Thus, for step (A), we have:

$$h(n) = 2h(n-1) + 1$$

For step (B), we try to remove the summation from our expression for $H(x)$:

\begin{align} H(x) & = \sum_{n \geq 0} h(n)\cdot x^n = h(0) \cdot x^0 + \sum_{n \geq 1} h(n) \cdot x^n \\ & = 0 + \sum_{n \geq 1} (2h(n-1) + 1)\cdot x^n \tag{using our expression for h(n) from above} \\ & = \sum_{n \geq 1} 2h(n-1)\cdot x^n + \sum_{n \geq 1} x^n \\ & = 2x\sum_{n \geq 1} h(n-1) \cdot x^{(n-1)} + x\sum_{n \geq 1}x^{n-1} \tag{so we can start the sum from n=0} \\ & = 2x\sum_{n \geq 0} h(n) x^n + x\sum_{n \geq 0}x^n \\ & = 2x \cdot H(x) + x \cdot \frac{1}{1-x} \end{align}

Rearranging to solve for $H(x)$, we have:

$$H(x) - 2xH(x) = x \cdot \frac{1}{1-x} \quad \therefore H(x) \cdot (1-2x) = x \cdot \frac{1}{1-x} \quad \therefore H(x) = \frac{x}{(1-2x)(1-x)}$$

Next, we use partial fractions to get $H(x)$ in the form

$$H(x) = \frac{x}{(1-2x)(1-x)} = \frac{A}{1-2x} + \frac{B}{1-x}$$

where $A$ and $B$ are constants. To solve for $A$ and $B$, we multiply both sides by $(1-2x)(1-x)$:

\begin{align} x & = A(1-x) + B(1-2x) \\ & = A - Ax + B - 2Bx \\ & = (A+B) + (-A -2B)x \\ \therefore \; A + B & = 0 \mapsto B = -A \\ \therefore -A-2B & = -A + 2A = 1 \mapsto A = 1,\, B = -1 \end{align}

So we can write $H(x)$ as follows:

$$H(x) = \frac{x}{1-2x} - \frac{1}{1-x}$$

Finally, we have step (D), in which we try to find a non-recursive formula for $h(n)$. We can do so using the fact that

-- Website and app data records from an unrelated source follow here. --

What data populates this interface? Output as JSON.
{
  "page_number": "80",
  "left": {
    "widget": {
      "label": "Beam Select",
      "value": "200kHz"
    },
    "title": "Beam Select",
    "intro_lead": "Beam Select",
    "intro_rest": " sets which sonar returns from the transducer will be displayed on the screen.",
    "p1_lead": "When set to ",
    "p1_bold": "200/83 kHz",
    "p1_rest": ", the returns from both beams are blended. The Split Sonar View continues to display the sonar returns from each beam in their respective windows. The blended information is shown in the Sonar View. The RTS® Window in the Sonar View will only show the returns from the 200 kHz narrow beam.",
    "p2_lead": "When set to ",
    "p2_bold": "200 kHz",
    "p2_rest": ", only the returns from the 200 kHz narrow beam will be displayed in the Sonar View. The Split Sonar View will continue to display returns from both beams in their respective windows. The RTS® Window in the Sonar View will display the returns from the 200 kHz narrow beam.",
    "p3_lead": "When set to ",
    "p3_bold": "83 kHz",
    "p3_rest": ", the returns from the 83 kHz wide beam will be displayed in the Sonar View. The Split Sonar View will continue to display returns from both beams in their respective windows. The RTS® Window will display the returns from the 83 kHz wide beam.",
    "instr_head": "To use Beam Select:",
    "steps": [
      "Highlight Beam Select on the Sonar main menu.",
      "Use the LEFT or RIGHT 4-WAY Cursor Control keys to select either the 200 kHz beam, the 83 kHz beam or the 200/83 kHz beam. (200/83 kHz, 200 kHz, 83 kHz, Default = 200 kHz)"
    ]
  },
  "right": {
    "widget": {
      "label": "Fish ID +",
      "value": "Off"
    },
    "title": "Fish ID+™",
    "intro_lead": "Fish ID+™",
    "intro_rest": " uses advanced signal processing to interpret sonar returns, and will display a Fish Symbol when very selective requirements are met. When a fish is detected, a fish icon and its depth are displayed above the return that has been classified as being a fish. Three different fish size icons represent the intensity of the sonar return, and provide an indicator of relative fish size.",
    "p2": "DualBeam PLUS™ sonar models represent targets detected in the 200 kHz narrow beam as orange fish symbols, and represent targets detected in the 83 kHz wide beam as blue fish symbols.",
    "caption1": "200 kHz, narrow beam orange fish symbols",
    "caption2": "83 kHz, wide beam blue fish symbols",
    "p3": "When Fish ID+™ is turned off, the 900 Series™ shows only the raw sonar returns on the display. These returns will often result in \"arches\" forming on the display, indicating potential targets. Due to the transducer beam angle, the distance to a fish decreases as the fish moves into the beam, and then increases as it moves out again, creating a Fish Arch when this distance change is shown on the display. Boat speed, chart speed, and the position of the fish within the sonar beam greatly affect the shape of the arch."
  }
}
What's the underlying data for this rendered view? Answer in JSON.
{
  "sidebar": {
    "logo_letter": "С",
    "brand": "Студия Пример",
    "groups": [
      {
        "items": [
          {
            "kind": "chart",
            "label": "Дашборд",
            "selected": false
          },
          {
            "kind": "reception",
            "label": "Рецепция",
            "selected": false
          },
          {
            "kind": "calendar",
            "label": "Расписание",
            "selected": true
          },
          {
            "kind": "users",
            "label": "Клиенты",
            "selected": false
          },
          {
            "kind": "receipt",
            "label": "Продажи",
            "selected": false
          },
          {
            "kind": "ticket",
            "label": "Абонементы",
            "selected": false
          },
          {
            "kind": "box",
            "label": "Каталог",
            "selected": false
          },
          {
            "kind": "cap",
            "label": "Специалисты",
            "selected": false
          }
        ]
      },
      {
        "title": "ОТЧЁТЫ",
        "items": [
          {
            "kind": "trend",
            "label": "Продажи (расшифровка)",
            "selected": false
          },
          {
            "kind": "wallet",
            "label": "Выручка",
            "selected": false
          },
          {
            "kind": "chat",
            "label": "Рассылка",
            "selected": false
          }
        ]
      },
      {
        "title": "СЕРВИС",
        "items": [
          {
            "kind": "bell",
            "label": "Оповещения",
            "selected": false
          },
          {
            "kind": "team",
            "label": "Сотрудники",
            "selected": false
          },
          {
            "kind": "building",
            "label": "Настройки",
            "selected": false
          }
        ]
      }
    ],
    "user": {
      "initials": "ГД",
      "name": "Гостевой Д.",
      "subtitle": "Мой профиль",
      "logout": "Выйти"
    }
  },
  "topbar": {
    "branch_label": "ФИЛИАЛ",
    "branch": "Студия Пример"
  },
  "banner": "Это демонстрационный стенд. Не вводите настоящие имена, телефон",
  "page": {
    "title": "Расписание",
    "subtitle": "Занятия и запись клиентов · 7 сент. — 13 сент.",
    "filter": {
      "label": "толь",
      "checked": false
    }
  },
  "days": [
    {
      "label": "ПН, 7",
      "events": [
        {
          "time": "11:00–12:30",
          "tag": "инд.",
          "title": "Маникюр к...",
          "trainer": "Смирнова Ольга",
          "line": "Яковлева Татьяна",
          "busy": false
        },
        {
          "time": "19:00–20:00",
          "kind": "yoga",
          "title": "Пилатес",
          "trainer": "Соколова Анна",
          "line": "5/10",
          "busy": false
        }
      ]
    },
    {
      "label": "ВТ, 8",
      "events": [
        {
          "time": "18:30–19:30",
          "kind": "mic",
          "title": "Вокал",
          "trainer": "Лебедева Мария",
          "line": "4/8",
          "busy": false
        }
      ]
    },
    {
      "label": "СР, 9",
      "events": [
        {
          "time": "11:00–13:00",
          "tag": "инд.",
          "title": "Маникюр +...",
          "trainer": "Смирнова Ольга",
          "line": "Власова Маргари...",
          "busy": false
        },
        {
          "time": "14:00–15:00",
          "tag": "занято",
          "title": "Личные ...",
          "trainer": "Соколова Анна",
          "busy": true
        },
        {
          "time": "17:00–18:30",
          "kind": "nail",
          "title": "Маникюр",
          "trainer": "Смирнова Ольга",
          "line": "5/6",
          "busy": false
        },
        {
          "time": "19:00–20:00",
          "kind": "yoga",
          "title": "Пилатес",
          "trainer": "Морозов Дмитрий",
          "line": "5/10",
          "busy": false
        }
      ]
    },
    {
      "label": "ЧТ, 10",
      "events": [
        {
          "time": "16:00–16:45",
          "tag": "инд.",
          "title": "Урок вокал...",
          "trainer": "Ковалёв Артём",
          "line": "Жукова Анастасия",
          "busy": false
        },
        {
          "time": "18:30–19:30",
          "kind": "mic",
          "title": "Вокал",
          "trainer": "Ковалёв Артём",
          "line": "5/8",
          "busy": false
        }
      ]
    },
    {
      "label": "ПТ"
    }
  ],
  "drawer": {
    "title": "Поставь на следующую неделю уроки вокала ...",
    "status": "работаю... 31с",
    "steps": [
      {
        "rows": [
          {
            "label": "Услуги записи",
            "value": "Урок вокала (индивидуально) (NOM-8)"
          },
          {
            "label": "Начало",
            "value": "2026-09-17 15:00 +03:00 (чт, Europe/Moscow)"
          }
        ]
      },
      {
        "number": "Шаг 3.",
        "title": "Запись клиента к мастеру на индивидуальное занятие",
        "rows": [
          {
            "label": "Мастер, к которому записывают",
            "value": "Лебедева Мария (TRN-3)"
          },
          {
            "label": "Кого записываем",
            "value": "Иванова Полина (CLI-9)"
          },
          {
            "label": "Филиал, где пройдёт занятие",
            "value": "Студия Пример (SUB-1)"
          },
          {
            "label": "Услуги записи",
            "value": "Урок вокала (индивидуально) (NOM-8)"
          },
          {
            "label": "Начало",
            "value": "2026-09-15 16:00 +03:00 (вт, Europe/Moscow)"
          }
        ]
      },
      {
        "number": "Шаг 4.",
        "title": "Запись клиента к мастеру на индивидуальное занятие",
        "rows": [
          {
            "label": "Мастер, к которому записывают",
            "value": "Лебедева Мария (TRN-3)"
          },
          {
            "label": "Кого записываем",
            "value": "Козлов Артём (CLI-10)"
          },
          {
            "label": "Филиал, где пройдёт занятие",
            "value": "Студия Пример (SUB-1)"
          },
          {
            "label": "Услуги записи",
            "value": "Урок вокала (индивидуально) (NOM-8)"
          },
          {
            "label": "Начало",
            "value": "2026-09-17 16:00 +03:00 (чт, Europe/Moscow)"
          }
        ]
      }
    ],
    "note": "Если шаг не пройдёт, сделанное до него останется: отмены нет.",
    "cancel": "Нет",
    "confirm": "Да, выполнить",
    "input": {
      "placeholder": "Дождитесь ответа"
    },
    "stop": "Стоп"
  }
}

\begin{align} h(n) & = [x^n]H(x) \tag{i.e., the coefficient of x^n in H(x)} \\ & = [x^n]\left ( \frac{1}{1-2x} - \frac{1}{1-x} \right ) \\ & = [x^n]\left (\left ( \sum_{n \geq 0} (2x)^n \right ) - \left ( \sum_{n \geq 0} x^n \right ) \right ) \\ & = [x^n] \left ( (1+2x + (2x)^2 + \cdots ) - (1 + x + x^2 + \cdots ) \right ) \\ & = 2n-1 \tag{think about it, it makes sense} \end{align}

#### 2.2.2Subsets example¶

Let $f(n)$ be the number of subsets of $\{1, 2, \ldots, n\}$ that contain no pair of consecutive integers. The recurrence relation for this is

$$f(n) = f(n-1) + f(n-2)$$

since a subset $S$ can either contain $n$ (in which case, we can't have $n-1$ in our set, so we just look at all subsets up to $n-2$) or it doesn't contain $n$, in which case $S$ is a valid subset of $\{1, 2, \ldots, n-1\}$ and we just look at $f(n-1)$.

Incidentally, this is equivalent to the Fibonacci numbers.